MATERIAL FOR THE TASK =
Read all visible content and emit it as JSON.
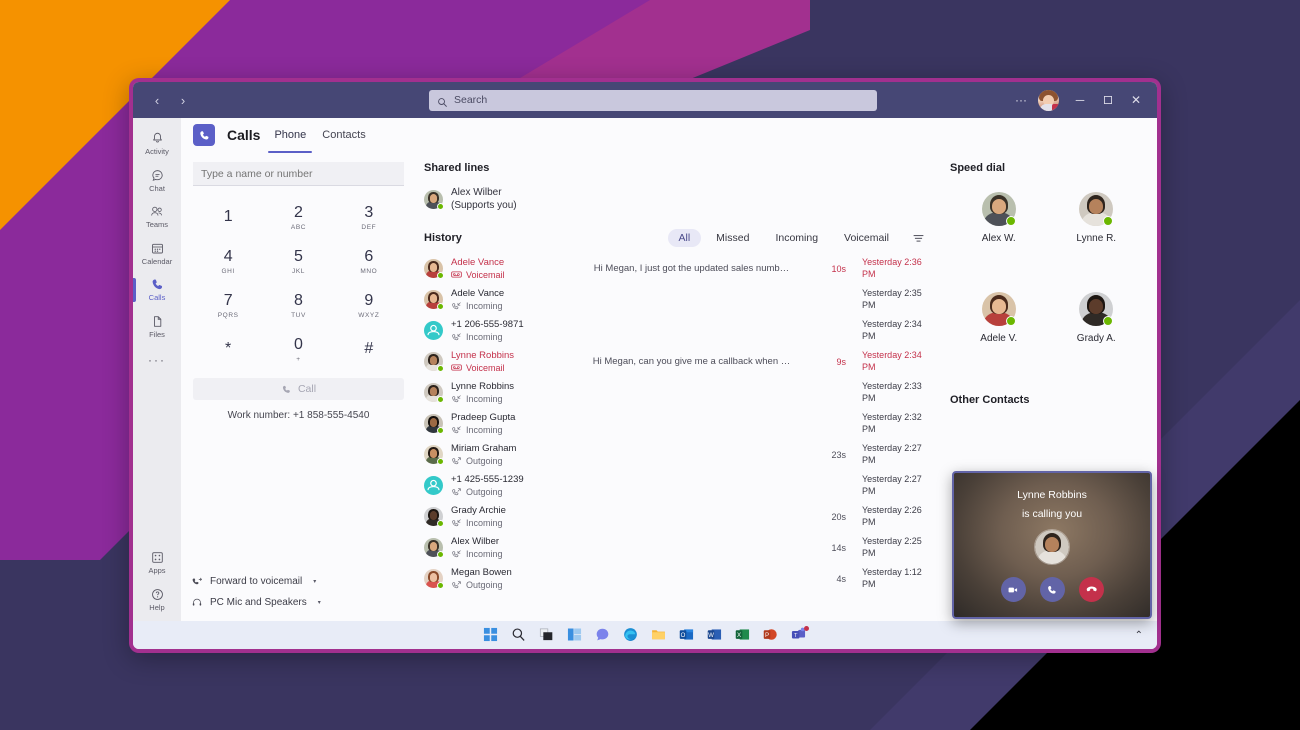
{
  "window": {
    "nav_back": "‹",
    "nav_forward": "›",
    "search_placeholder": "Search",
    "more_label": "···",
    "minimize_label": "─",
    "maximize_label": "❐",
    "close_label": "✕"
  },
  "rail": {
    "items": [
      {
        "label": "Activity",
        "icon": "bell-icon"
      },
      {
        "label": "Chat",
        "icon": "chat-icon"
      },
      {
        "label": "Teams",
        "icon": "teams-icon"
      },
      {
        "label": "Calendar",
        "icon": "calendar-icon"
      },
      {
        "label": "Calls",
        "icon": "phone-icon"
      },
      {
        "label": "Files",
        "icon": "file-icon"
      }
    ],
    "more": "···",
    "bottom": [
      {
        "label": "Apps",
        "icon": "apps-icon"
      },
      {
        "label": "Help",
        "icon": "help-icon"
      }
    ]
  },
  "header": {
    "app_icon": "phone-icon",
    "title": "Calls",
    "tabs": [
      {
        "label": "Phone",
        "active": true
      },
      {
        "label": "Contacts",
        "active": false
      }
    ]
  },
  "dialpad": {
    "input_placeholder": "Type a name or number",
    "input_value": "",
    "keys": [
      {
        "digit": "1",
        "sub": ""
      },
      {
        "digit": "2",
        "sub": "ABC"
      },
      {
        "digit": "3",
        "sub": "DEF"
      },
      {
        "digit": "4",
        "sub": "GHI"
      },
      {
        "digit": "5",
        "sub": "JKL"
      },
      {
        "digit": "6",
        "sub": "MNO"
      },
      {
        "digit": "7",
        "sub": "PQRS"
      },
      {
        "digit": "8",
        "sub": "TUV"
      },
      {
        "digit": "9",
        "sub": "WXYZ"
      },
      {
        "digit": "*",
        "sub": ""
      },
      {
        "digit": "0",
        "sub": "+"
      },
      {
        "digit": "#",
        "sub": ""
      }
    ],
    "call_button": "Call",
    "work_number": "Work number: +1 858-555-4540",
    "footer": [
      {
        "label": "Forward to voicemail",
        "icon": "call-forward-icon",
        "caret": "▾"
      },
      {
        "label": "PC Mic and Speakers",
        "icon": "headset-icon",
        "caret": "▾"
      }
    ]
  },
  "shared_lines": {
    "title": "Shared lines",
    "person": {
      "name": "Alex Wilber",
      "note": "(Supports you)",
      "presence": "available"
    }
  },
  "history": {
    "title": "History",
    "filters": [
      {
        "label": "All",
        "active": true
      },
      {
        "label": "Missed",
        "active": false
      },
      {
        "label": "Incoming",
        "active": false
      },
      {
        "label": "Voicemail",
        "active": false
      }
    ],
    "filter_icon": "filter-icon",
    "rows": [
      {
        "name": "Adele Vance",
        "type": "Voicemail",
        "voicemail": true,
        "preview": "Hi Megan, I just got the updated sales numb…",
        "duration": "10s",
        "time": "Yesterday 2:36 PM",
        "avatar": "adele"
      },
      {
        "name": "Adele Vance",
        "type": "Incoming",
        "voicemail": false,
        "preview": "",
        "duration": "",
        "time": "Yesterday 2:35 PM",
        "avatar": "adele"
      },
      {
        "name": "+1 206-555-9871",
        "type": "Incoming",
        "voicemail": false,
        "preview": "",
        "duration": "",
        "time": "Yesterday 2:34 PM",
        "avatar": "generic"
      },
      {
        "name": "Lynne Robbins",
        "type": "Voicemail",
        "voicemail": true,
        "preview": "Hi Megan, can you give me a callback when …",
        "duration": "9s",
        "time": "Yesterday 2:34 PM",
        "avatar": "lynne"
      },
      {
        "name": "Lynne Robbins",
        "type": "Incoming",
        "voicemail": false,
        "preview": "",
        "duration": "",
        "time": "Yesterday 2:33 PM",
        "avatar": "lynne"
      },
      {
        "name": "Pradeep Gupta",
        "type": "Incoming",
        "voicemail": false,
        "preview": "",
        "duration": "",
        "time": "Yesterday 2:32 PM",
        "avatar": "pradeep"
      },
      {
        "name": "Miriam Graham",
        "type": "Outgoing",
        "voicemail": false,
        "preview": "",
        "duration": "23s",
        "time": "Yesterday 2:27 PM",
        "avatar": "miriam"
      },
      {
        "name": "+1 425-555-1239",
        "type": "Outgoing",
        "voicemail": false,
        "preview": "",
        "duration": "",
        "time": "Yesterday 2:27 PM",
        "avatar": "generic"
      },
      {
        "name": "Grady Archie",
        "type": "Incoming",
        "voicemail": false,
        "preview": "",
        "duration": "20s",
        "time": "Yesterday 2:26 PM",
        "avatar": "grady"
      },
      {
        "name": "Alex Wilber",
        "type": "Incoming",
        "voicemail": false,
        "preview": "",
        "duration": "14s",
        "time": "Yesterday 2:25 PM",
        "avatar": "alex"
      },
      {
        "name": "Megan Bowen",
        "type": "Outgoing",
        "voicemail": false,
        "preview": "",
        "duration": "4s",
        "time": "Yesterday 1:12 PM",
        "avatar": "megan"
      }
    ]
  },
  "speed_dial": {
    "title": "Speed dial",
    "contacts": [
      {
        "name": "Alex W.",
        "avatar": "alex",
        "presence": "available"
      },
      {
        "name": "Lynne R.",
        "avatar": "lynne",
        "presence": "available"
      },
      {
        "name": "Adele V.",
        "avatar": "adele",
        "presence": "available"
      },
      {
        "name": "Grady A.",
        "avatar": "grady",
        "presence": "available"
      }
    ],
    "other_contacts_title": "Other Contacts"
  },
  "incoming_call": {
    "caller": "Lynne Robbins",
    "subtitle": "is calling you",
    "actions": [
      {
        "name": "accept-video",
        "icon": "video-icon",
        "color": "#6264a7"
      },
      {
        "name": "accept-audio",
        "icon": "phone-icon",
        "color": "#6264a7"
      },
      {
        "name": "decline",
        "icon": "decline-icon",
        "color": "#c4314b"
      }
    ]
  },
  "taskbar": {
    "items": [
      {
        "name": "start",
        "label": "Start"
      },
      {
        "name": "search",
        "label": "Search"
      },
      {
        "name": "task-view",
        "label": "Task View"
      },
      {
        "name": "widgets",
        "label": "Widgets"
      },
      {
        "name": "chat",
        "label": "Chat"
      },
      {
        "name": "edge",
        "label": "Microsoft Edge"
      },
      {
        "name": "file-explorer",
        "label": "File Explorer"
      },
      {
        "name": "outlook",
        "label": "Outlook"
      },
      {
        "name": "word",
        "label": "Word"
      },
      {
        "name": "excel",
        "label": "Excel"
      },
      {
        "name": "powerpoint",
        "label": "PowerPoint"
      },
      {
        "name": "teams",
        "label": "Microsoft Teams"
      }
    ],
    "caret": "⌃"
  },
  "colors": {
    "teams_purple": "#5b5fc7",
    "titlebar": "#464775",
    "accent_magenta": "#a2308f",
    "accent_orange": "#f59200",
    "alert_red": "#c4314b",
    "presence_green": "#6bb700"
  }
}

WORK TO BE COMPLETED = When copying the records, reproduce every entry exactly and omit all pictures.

SOLUTION =
Read all visible content and emit it as JSON.
{
  "window": {
    "nav_back": "‹",
    "nav_forward": "›",
    "search_placeholder": "Search",
    "more_label": "···",
    "minimize_label": "─",
    "maximize_label": "❐",
    "close_label": "✕"
  },
  "rail": {
    "items": [
      {
        "label": "Activity",
        "icon": "bell-icon"
      },
      {
        "label": "Chat",
        "icon": "chat-icon"
      },
      {
        "label": "Teams",
        "icon": "teams-icon"
      },
      {
        "label": "Calendar",
        "icon": "calendar-icon"
      },
      {
        "label": "Calls",
        "icon": "phone-icon"
      },
      {
        "label": "Files",
        "icon": "file-icon"
      }
    ],
    "more": "···",
    "bottom": [
      {
        "label": "Apps",
        "icon": "apps-icon"
      },
      {
        "label": "Help",
        "icon": "help-icon"
      }
    ]
  },
  "header": {
    "app_icon": "phone-icon",
    "title": "Calls",
    "tabs": [
      {
        "label": "Phone",
        "active": true
      },
      {
        "label": "Contacts",
        "active": false
      }
    ]
  },
  "dialpad": {
    "input_placeholder": "Type a name or number",
    "input_value": "",
    "keys": [
      {
        "digit": "1",
        "sub": ""
      },
      {
        "digit": "2",
        "sub": "ABC"
      },
      {
        "digit": "3",
        "sub": "DEF"
      },
      {
        "digit": "4",
        "sub": "GHI"
      },
      {
        "digit": "5",
        "sub": "JKL"
      },
      {
        "digit": "6",
        "sub": "MNO"
      },
      {
        "digit": "7",
        "sub": "PQRS"
      },
      {
        "digit": "8",
        "sub": "TUV"
      },
      {
        "digit": "9",
        "sub": "WXYZ"
      },
      {
        "digit": "*",
        "sub": ""
      },
      {
        "digit": "0",
        "sub": "+"
      },
      {
        "digit": "#",
        "sub": ""
      }
    ],
    "call_button": "Call",
    "work_number": "Work number: +1 858-555-4540",
    "footer": [
      {
        "label": "Forward to voicemail",
        "icon": "call-forward-icon",
        "caret": "▾"
      },
      {
        "label": "PC Mic and Speakers",
        "icon": "headset-icon",
        "caret": "▾"
      }
    ]
  },
  "shared_lines": {
    "title": "Shared lines",
    "person": {
      "name": "Alex Wilber",
      "note": "(Supports you)",
      "presence": "available"
    }
  },
  "history": {
    "title": "History",
    "filters": [
      {
        "label": "All",
        "active": true
      },
      {
        "label": "Missed",
        "active": false
      },
      {
        "label": "Incoming",
        "active": false
      },
      {
        "label": "Voicemail",
        "active": false
      }
    ],
    "filter_icon": "filter-icon",
    "rows": [
      {
        "name": "Adele Vance",
        "type": "Voicemail",
        "voicemail": true,
        "preview": "Hi Megan, I just got the updated sales numb…",
        "duration": "10s",
        "time": "Yesterday 2:36 PM",
        "avatar": "adele"
      },
      {
        "name": "Adele Vance",
        "type": "Incoming",
        "voicemail": false,
        "preview": "",
        "duration": "",
        "time": "Yesterday 2:35 PM",
        "avatar": "adele"
      },
      {
        "name": "+1 206-555-9871",
        "type": "Incoming",
        "voicemail": false,
        "preview": "",
        "duration": "",
        "time": "Yesterday 2:34 PM",
        "avatar": "generic"
      },
      {
        "name": "Lynne Robbins",
        "type": "Voicemail",
        "voicemail": true,
        "preview": "Hi Megan, can you give me a callback when …",
        "duration": "9s",
        "time": "Yesterday 2:34 PM",
        "avatar": "lynne"
      },
      {
        "name": "Lynne Robbins",
        "type": "Incoming",
        "voicemail": false,
        "preview": "",
        "duration": "",
        "time": "Yesterday 2:33 PM",
        "avatar": "lynne"
      },
      {
        "name": "Pradeep Gupta",
        "type": "Incoming",
        "voicemail": false,
        "preview": "",
        "duration": "",
        "time": "Yesterday 2:32 PM",
        "avatar": "pradeep"
      },
      {
        "name": "Miriam Graham",
        "type": "Outgoing",
        "voicemail": false,
        "preview": "",
        "duration": "23s",
        "time": "Yesterday 2:27 PM",
        "avatar": "miriam"
      },
      {
        "name": "+1 425-555-1239",
        "type": "Outgoing",
        "voicemail": false,
        "preview": "",
        "duration": "",
        "time": "Yesterday 2:27 PM",
        "avatar": "generic"
      },
      {
        "name": "Grady Archie",
        "type": "Incoming",
        "voicemail": false,
        "preview": "",
        "duration": "20s",
        "time": "Yesterday 2:26 PM",
        "avatar": "grady"
      },
      {
        "name": "Alex Wilber",
        "type": "Incoming",
        "voicemail": false,
        "preview": "",
        "duration": "14s",
        "time": "Yesterday 2:25 PM",
        "avatar": "alex"
      },
      {
        "name": "Megan Bowen",
        "type": "Outgoing",
        "voicemail": false,
        "preview": "",
        "duration": "4s",
        "time": "Yesterday 1:12 PM",
        "avatar": "megan"
      }
    ]
  },
  "speed_dial": {
    "title": "Speed dial",
    "contacts": [
      {
        "name": "Alex W.",
        "avatar": "alex",
        "presence": "available"
      },
      {
        "name": "Lynne R.",
        "avatar": "lynne",
        "presence": "available"
      },
      {
        "name": "Adele V.",
        "avatar": "adele",
        "presence": "available"
      },
      {
        "name": "Grady A.",
        "avatar": "grady",
        "presence": "available"
      }
    ],
    "other_contacts_title": "Other Contacts"
  },
  "incoming_call": {
    "caller": "Lynne Robbins",
    "subtitle": "is calling you",
    "actions": [
      {
        "name": "accept-video",
        "icon": "video-icon",
        "color": "#6264a7"
      },
      {
        "name": "accept-audio",
        "icon": "phone-icon",
        "color": "#6264a7"
      },
      {
        "name": "decline",
        "icon": "decline-icon",
        "color": "#c4314b"
      }
    ]
  },
  "taskbar": {
    "items": [
      {
        "name": "start",
        "label": "Start"
      },
      {
        "name": "search",
        "label": "Search"
      },
      {
        "name": "task-view",
        "label": "Task View"
      },
      {
        "name": "widgets",
        "label": "Widgets"
      },
      {
        "name": "chat",
        "label": "Chat"
      },
      {
        "name": "edge",
        "label": "Microsoft Edge"
      },
      {
        "name": "file-explorer",
        "label": "File Explorer"
      },
      {
        "name": "outlook",
        "label": "Outlook"
      },
      {
        "name": "word",
        "label": "Word"
      },
      {
        "name": "excel",
        "label": "Excel"
      },
      {
        "name": "powerpoint",
        "label": "PowerPoint"
      },
      {
        "name": "teams",
        "label": "Microsoft Teams"
      }
    ],
    "caret": "⌃"
  },
  "colors": {
    "teams_purple": "#5b5fc7",
    "titlebar": "#464775",
    "accent_magenta": "#a2308f",
    "accent_orange": "#f59200",
    "alert_red": "#c4314b",
    "presence_green": "#6bb700"
  }
}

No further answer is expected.